Thursday, August 2, 2012
Grounding: For Optimal Body-Mind Practice
“Fitness” focuses on optimizing strength, aerobic/anaerobic endurance, and flexibility. With no interest in yoga, contortionists and acrobats and gymnasts may be more skilled in terms of flexibility and strength. Popular yoga is often faster paced “fitness” yoga that aims at increasing flexibility, endurance, losing weight or increasing oxygen intake—all of which are either largely false or offering limited gains at best in comparison to other methods.
As a body-mind practice, yoga might be measured differently, and it may be what distinguishes yoga if one gets a sense of a different measure.
Body-mind practices emphasize something deeper, something more foundational that is more important than technique as the measure of effectiveness. In body mind practices that prioritize a goal of “art,” efficacy is likely to be measured almost by the absence of technique. When the technique is less intentional in an optimal practice, many techniques may spontaneously appear. With an artistic bent, the focus in on replacing habits/response that are not effective and, therefore, allowing the body-mind to respond freely rather than apply a specific new technique to control the body. Effort is directed toward freeing rather than controlling.
In martial practice, a person might be very skilled with sword techniques, but not in art (Korean: sul [technique] is not the same as do [art]). Often high skill in technique is strongly associated with ego. While the person may have great technical ability, they are not able to subsume the master’s art. Art or do is open, fresh, and deeply, wisely humane—even soft and simple.
Non-physical qualities as flow, patience, contentment, calmness and quietness are all preparatory for technique to be optimal in body-mind practices—and likely in all physical endeavors, including performance sports. In high-end athletic performance, only about one-third of participants are able to carry over skills in competition that they can do more consistently in practice. In Olympic performance, the one-third of individuals who can carry over skills are likely to be the Olympians, but even then they may find it difficult to consistently carry over skills because the predominant emphasis is on fitness and technique.

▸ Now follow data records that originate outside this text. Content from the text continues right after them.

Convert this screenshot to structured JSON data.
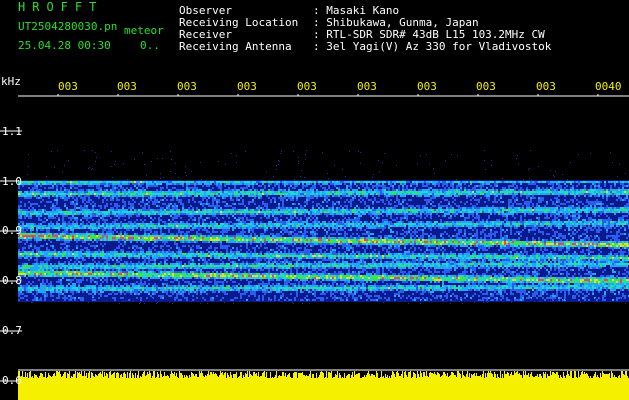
{
  "header": {
    "app_title": "HROFFT",
    "filename": "UT2504280030.pn",
    "mode": "meteor",
    "datetime": "25.04.28 00:30",
    "counter": "0..",
    "info": [
      {
        "label": "Observer",
        "value": ": Masaki Kano"
      },
      {
        "label": "Receiving Location",
        "value": ": Shibukawa, Gunma, Japan"
      },
      {
        "label": "Receiver",
        "value": ": RTL-SDR SDR# 43dB L15 103.2MHz CW"
      },
      {
        "label": "Receiving Antenna",
        "value": ": 3el Yagi(V) Az 330 for Vladivostok"
      }
    ]
  },
  "axis": {
    "unit": "kHz",
    "y_ticks": [
      "1.1",
      "1.0",
      "0.9",
      "0.8",
      "0.7",
      "0.6"
    ],
    "x_ticks": [
      "003",
      "003",
      "003",
      "003",
      "003",
      "003",
      "003",
      "003",
      "003",
      "0040"
    ]
  },
  "colors": {
    "background": "#000000",
    "label_green": "#27e027",
    "label_white": "#ffffff",
    "time_yellow": "#f5f000",
    "baseline_yellow": "#f5f000",
    "waterfall_base": "#0a1a8c"
  }
}
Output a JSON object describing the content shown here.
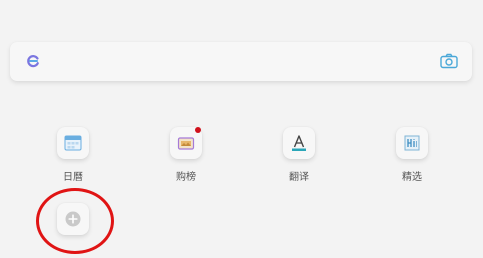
{
  "search_bar": {
    "logo_icon": "app-logo-e-icon",
    "camera_icon": "camera-icon"
  },
  "shortcuts": [
    {
      "label": "日曆",
      "icon": "calendar-icon"
    },
    {
      "label": "购榜",
      "icon": "shopping-list-icon",
      "has_badge": true
    },
    {
      "label": "翻译",
      "icon": "translate-icon"
    },
    {
      "label": "精选",
      "icon": "featured-icon"
    }
  ],
  "add_tile": {
    "icon": "add-circle-icon"
  },
  "colors": {
    "accent": "#4aa8d8",
    "badge": "#d0111b",
    "highlight_circle": "#e01414"
  }
}
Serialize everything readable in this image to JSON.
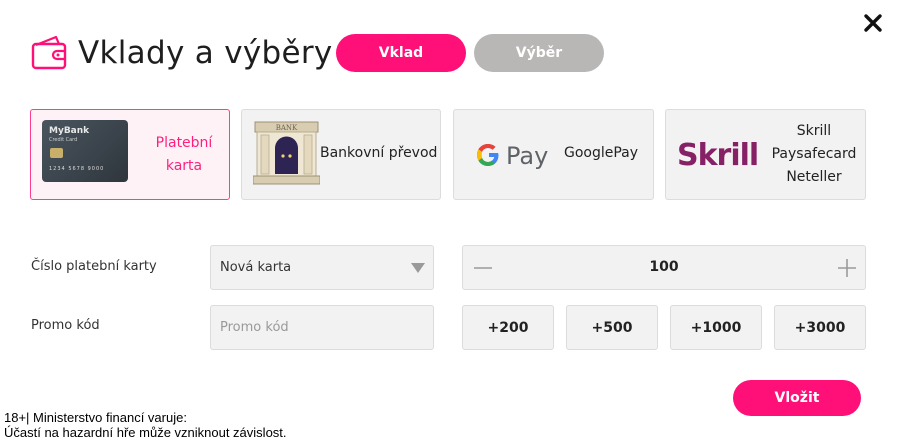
{
  "header": {
    "title": "Vklady a výběry",
    "icon": "wallet-icon"
  },
  "tabs": [
    {
      "label": "Vklad",
      "active": true
    },
    {
      "label": "Výběr",
      "active": false
    }
  ],
  "methods": {
    "card": {
      "label_line1": "Platební",
      "label_line2": "karta",
      "card_brand": "MyBank",
      "card_sub": "Credit Card",
      "card_number": "1234 5678 9000",
      "selected": true
    },
    "bank": {
      "label": "Bankovní převod",
      "sign": "BANK"
    },
    "googlepay": {
      "label": "GooglePay",
      "logo_text": "Pay"
    },
    "skrill": {
      "logo_text": "Skrill",
      "labels": [
        "Skrill",
        "Paysafecard",
        "Neteller"
      ]
    }
  },
  "form": {
    "card_label": "Číslo platební karty",
    "card_value": "Nová karta",
    "promo_label": "Promo kód",
    "promo_placeholder": "Promo kód",
    "amount": "100",
    "quick_amounts": [
      "+200",
      "+500",
      "+1000",
      "+3000"
    ],
    "submit": "Vložit"
  },
  "warning": {
    "line1": "18+| Ministerstvo financí varuje:",
    "line2": "Účastí na hazardní hře může vzniknout závislost."
  },
  "colors": {
    "accent": "#ff0f78",
    "tab_inactive": "#b9b6b6",
    "skrill": "#862165"
  }
}
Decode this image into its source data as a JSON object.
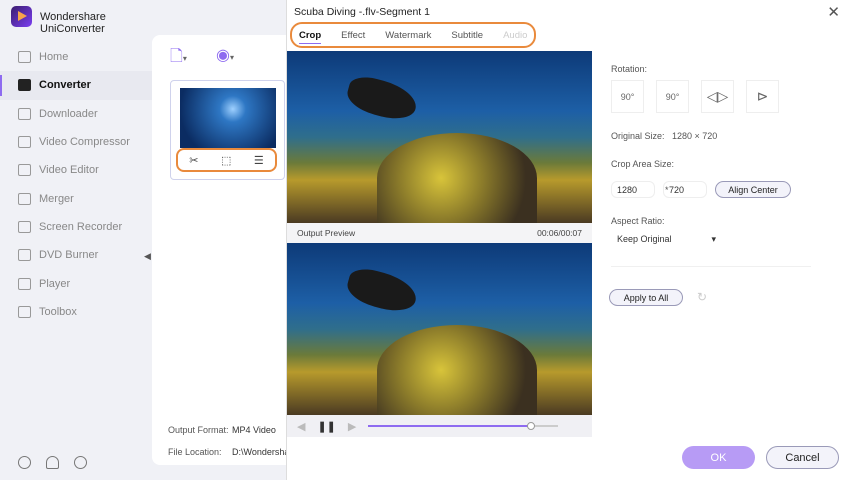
{
  "app": {
    "title": "Wondershare UniConverter"
  },
  "sidebar": {
    "items": [
      {
        "label": "Home",
        "icon": "home-icon"
      },
      {
        "label": "Converter",
        "icon": "converter-icon",
        "active": true
      },
      {
        "label": "Downloader",
        "icon": "download-icon"
      },
      {
        "label": "Video Compressor",
        "icon": "compress-icon"
      },
      {
        "label": "Video Editor",
        "icon": "scissors-icon"
      },
      {
        "label": "Merger",
        "icon": "merge-icon"
      },
      {
        "label": "Screen Recorder",
        "icon": "record-icon"
      },
      {
        "label": "DVD Burner",
        "icon": "dvd-icon"
      },
      {
        "label": "Player",
        "icon": "play-icon"
      },
      {
        "label": "Toolbox",
        "icon": "grid-icon"
      }
    ]
  },
  "main": {
    "output_format_label": "Output Format:",
    "output_format_value": "MP4 Video",
    "file_location_label": "File Location:",
    "file_location_value": "D:\\Wondersha"
  },
  "dialog": {
    "title": "Scuba Diving -.flv-Segment 1",
    "tabs": [
      {
        "label": "Crop",
        "active": true
      },
      {
        "label": "Effect"
      },
      {
        "label": "Watermark"
      },
      {
        "label": "Subtitle"
      },
      {
        "label": "Audio",
        "disabled": true
      }
    ],
    "output_preview_label": "Output Preview",
    "time": "00:06/00:07",
    "progress": 0.86,
    "rotation_label": "Rotation:",
    "rotate_cw": "90°",
    "rotate_ccw": "90°",
    "original_size_label": "Original Size:",
    "original_size_value": "1280 × 720",
    "crop_area_label": "Crop Area Size:",
    "crop_width": "1280",
    "crop_times": "*",
    "crop_height": "720",
    "align_center": "Align Center",
    "aspect_ratio_label": "Aspect Ratio:",
    "aspect_ratio_value": "Keep Original",
    "apply_all": "Apply to All",
    "ok": "OK",
    "cancel": "Cancel"
  },
  "colors": {
    "accent": "#8e6bf0",
    "highlight": "#e98a3c",
    "ok_button": "#b79bf5"
  }
}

High-end mental and even spiritual qualities can become consistent traits. But our approach to such elements tends to be secondary or sporadic or “something for later,” rather than foundational.

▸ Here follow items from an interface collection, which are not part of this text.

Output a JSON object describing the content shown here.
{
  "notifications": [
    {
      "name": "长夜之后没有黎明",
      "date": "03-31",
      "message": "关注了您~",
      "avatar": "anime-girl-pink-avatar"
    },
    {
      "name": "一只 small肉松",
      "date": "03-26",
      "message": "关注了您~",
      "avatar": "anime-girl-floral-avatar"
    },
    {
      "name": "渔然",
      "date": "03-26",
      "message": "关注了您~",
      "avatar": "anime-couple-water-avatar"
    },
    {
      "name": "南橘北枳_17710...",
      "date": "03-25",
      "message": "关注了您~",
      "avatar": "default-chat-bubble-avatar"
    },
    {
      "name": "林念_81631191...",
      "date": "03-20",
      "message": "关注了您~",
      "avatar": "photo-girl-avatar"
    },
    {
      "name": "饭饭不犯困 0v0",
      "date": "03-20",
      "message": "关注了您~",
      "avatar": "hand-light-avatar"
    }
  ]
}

If one “flows” more than does a technique, any identifiable “technique” that emerges is likely to be more effective.
Restorative-Yin Yoga is foundational in the sense of making yoga optimal in the sense of emphasizing "art." It concentrates on high-end mental and spiritual qualities. It is not simply either “beginner yoga” or yoga for those who must compensate due to health issues. If made a foundational, consistent element of yoga practice, restorative-yin yoga deeply colors all subsequent yoga practice. And yet, its practice tends to be largely absent and very secondary. The result is an orientation toward yoga fitness in the time that practitioners are likely to make available for yoga practice.
As a body-mind-spirit practice, restorative-yin yoga is more akin to martial art mastery than “beginner yoga,” and it fosters almost a disappearance of technique in authentic mastery.
Rather than wait until the “alphabet of yoga poses” is learned, it may be more important to begin one’s body-mind practice with grounding in high-end mental and spiritual practices that then guide techniques. Without it, the practices tend to become mass “training” rather than art. The true “mechanics” of body-mind work are such things, for example, as the deeply grounded flow rather than the technique resulting in flow. And it is these deeper artistic “mechanics” that ultimately optimize techniques, flexibility gains and strength.